NewsTrucking

Navistar to settle class action for $135 million over defective MaxxForce engines

Navistar International has agreed to pay $135 million to truck owners to settle class action complaints over defective MaxxForce engines.

The proposed settlement, which must be approved by the U.S. District Court for the Northern District of Illinois, covers owners of approximately 65,000 heavy-duty trucks sold between 2010 and 2013 with MaxxForce 11- or 13-liter diesel engines equipped with allegedly defective exhaust gas recirculation (EGR) emissions systems.

Navistar said it will record a $159 million charge against second quarter earnings for payouts and pending lawsuits not included in the settlement agreement, said Lyndi McMillan, director of business communication of Navistar, in a statement.

According to the proposed settlement, class members can choose from three options, including: a “no questions asked” cash payment of up to $2,500; a $10,000 rebate on a new truck; or up to $15,000 per truck for owners who paid to have the defective engines repaired, according to Jonathan Selbin of Lieff Cabraser Heimann & Berstein, co-lead counsel for the plaintiffs.

“After years of hard-fought litigation, we believe this settlement represents an outstanding result for class members,” Selbin said in a statement. “We are also pleased Navistar stepped up to take care of its customers.”

If the settlement is approved, class members have six months to make their election and file a claim, Selbin said.

Navistar bet on the use of EGR technology to treat nitrous oxide emissions. The technology never gained the U.S. Environmental Protection Agency’s certification for compliance with the agency’s 2010 emissions standards. Other engine manufacturers used selective catalytic reduction, or SCR, technology to comply with the EPA’s emissions requirements.

Navistar switched over to SCR technology in its Class 8 engines in 2012.

“Navistar expects that this preliminary step toward the settlement of these U.S. class action lawsuits will accelerate our efforts to move past the MaxxForce 11L [liter] and 13L EGR engines in the U.S.,” McMillan said.

Tags
Show More

Clarissa Hawes

Clarissa has covered all aspects of the trucking industry for 13 years. She is an award-winning journalist known for her investigative and business reporting. Prior to joining FreightWaves, she wrote for Land Line Magazine and Trucks.com. Clarissa lives in Grain Valley, Missouri, with her family.

3 Comments

  1. I am an Owner Operator. I need contact info, bought a used truck with max-force engine, paid over $30,000.00 to International to get fixed but broke down over and over within days of repair. Still not working, ruined my business and broke my bank account! International kept taking my money knowing the problem was not repairable.

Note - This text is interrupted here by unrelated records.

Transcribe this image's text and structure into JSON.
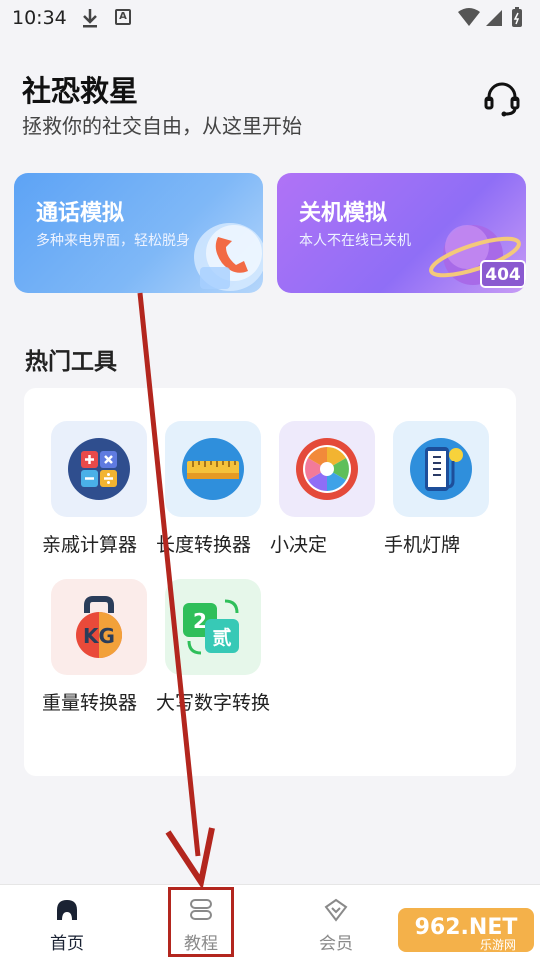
{
  "status_bar": {
    "time": "10:34",
    "badge": "A"
  },
  "header": {
    "title": "社恐救星",
    "subtitle": "拯救你的社交自由，从这里开始"
  },
  "feature_cards": [
    {
      "title": "通话模拟",
      "desc": "多种来电界面，轻松脱身"
    },
    {
      "title": "关机模拟",
      "desc": "本人不在线已关机",
      "art_text": "404"
    }
  ],
  "section": {
    "title": "热门工具"
  },
  "tools": [
    {
      "label": "亲戚计算器",
      "icon": "calculator-icon"
    },
    {
      "label": "长度转换器",
      "icon": "ruler-icon"
    },
    {
      "label": "小决定",
      "icon": "wheel-icon"
    },
    {
      "label": "手机灯牌",
      "icon": "phone-led-icon"
    },
    {
      "label": "重量转换器",
      "icon": "kettlebell-icon",
      "art_text": "KG"
    },
    {
      "label": "大写数字转换",
      "icon": "number-convert-icon",
      "art_a": "2",
      "art_b": "贰"
    }
  ],
  "nav": [
    {
      "label": "首页",
      "active": true
    },
    {
      "label": "教程",
      "active": false
    },
    {
      "label": "会员",
      "active": false
    }
  ],
  "watermark": {
    "text": "962.NET",
    "sub": "乐游网"
  },
  "colors": {
    "accent_red": "#b3261e",
    "active_nav": "#1a2233",
    "inactive_nav": "#8a8a8a"
  }
}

  2. Who do I contact to sue for faulty 2012 international engine? I know there has been a class action suite but not sure if it is still open to claims. Any help in the right direction would be appreciated.

Leave a Reply

Your email address will not be published. Required fields are marked *

Close